• Your assignment: State only how many lines below include the word "Makefile".
::::
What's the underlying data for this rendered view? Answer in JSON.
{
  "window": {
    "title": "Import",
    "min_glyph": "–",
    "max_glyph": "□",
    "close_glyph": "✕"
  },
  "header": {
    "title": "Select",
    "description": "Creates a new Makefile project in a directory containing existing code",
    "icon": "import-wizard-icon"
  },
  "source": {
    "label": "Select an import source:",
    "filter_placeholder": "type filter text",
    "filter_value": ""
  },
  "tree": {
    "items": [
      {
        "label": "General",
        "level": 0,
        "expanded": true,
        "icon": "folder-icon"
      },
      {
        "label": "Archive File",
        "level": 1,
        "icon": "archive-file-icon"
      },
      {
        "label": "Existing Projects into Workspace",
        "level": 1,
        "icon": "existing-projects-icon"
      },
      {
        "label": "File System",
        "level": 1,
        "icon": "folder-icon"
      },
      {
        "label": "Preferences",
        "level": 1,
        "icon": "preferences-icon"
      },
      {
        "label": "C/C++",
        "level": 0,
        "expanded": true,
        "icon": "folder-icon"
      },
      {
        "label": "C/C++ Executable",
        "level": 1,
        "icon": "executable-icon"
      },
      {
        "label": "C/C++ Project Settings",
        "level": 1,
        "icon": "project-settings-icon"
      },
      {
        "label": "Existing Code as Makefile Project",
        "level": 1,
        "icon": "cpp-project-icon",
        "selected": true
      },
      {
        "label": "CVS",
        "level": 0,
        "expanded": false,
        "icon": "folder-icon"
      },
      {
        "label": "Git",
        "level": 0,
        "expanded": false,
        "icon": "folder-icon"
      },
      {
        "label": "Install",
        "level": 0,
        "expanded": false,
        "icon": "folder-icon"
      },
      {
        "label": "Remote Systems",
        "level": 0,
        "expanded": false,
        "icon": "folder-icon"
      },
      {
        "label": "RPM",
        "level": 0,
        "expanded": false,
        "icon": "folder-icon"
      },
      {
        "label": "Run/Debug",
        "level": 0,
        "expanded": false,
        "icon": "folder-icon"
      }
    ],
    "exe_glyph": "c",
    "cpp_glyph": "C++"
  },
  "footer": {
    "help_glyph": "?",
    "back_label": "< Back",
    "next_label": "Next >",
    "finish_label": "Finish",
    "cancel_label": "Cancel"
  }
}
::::
• Answer to this exercise: 2